When Creating A Survey • Ask questions that won’t embarrass or humiliate • Responders will lie if there is a perceived punishment – Anonymity is key • Don’t ask morally ambiguous questions – keep it simple and to the point • Who the interviewer is will affect the responders answers
When Creating A Survey • Shortly phrased questions. • IE. As you know, the term Holocaust usually refers to the killing of millions of Jews in Nazi death camps during WWII. Does it seem possible or does it seem impossible to you that the Nazi extermination of the Jew never happened? • 1 out of 5 Gallup poll responders said that the Holocaust never happened due to the phrasing of the question
When Creating A Survey • Hot Topics/Key Words: • IE. Do you favor an amendment prohibiting abortions? <50% opposed OR Do you favor an amendment protecting the life of an unborn child? >70%
When Creating A Survey • Limited Answer Options • Order of Questions – easier to more difficult works best • Fright Terms – avoid using terms with big repercussions • IE. Use Problem V. Crisis, Past V. Dead, Dealt With V. Punish • Use a RANDOM SAMPLE (more on that later…)
False Consensus Effect • Tendency to overestimate the extent to which others share our beliefs and behaviors. • Skews the reports by jumping to large conclusions that fit into our pre-conceived ideas.
Correlational Study • Research study designed to determine the degree to which two variables are related to one another

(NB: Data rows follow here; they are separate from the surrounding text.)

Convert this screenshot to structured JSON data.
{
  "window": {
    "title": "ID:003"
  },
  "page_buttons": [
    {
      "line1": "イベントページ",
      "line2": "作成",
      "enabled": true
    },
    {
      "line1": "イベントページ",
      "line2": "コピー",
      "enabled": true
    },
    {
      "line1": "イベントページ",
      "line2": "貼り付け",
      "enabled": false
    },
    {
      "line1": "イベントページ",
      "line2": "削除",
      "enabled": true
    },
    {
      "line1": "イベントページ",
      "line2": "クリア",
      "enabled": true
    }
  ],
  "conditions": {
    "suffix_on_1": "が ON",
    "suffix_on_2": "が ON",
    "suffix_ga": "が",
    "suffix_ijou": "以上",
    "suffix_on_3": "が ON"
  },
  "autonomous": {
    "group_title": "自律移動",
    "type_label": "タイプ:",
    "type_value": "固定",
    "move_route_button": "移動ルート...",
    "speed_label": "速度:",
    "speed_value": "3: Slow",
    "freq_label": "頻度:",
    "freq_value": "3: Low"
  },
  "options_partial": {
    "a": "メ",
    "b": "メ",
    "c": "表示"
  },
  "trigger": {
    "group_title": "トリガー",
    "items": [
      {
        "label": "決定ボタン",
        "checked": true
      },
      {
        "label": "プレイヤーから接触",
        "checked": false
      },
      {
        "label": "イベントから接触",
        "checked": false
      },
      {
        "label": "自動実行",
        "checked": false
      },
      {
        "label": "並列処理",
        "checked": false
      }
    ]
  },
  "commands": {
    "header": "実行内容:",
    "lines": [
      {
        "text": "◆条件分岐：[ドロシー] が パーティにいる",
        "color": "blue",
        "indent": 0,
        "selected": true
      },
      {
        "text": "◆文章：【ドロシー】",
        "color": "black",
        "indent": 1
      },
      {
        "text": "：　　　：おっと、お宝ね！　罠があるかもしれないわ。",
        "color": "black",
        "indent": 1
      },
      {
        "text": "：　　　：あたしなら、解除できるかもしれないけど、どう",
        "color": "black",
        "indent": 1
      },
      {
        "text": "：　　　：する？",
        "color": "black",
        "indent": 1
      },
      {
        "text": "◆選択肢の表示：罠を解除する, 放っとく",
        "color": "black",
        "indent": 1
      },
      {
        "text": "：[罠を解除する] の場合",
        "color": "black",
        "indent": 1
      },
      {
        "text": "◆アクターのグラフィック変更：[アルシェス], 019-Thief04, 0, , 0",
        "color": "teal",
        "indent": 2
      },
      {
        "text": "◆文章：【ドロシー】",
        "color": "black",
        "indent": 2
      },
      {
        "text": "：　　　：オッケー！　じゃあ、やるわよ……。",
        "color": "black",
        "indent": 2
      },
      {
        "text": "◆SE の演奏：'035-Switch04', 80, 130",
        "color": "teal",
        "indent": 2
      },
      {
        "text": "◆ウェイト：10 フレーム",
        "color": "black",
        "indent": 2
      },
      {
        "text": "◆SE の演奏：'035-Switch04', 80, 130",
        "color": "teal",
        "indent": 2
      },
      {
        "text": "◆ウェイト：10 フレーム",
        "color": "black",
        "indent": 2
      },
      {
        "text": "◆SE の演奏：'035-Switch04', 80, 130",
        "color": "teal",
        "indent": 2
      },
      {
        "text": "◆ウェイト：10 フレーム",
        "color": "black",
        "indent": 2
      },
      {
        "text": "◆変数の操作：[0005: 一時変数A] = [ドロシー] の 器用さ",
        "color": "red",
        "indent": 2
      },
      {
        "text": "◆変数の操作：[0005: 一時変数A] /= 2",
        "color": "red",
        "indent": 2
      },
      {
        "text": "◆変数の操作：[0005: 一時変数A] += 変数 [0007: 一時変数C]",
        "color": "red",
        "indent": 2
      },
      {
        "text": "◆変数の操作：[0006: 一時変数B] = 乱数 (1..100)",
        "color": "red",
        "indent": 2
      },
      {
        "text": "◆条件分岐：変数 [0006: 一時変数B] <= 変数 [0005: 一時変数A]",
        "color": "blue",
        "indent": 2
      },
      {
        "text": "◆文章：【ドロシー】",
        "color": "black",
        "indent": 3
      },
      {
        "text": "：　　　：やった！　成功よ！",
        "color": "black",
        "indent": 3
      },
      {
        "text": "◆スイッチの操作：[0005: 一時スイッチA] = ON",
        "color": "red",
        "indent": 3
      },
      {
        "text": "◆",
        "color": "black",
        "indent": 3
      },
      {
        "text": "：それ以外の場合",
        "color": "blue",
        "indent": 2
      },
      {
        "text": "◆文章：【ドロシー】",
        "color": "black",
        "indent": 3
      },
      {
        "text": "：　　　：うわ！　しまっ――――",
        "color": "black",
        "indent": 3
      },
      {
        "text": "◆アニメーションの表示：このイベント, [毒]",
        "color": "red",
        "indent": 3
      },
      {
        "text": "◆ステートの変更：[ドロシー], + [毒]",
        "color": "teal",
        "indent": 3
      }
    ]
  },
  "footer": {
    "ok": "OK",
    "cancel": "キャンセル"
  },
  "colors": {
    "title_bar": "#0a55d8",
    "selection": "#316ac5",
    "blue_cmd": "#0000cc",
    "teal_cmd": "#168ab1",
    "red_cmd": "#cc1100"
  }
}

IE. What is the relationship between exercise and weight? Smoking and cancer? Brain size and intelligence? Education and level of income?
Watch out for illusory correlations! • Does sugar make kids more hyper? • Does a full moon make people act crazier? • Does going outside with no coat on mean you will catch a cold?
Which is a more likely hand? 1 in 2,598,960
Which is the more likely hand? We often perceive order in random events! 1 in 2,598,960 1 in 2,598,960
Correlational Study • Correlation studies DO NOT prove causation. They can only suggest that there is or is not a relationship between the two variables.
IE. • A correlation study may suggest that people who earn higher levels of education generally earn higher salaries, but it can’t definitively say that getting a degree will get you a higher paying job.
IE. Student scores on the SAT are collected, as are senior year GPA’s. • We want to see if a high GPA correlates to a high SAT score. • We can’t say one causes the other, but we can imply that students who have high/low GPA’s score high/low on SAT’s. • Can we use GPA as a predictor of SAT performance?
But Remember…. Correlation Does Not Imply Causation!
After you plot the data the slope (direction) of the line indicates whether or not there is a positive, negative, or no relationship between variables. • How close the dots are together indicates how close the relationship between the variables is.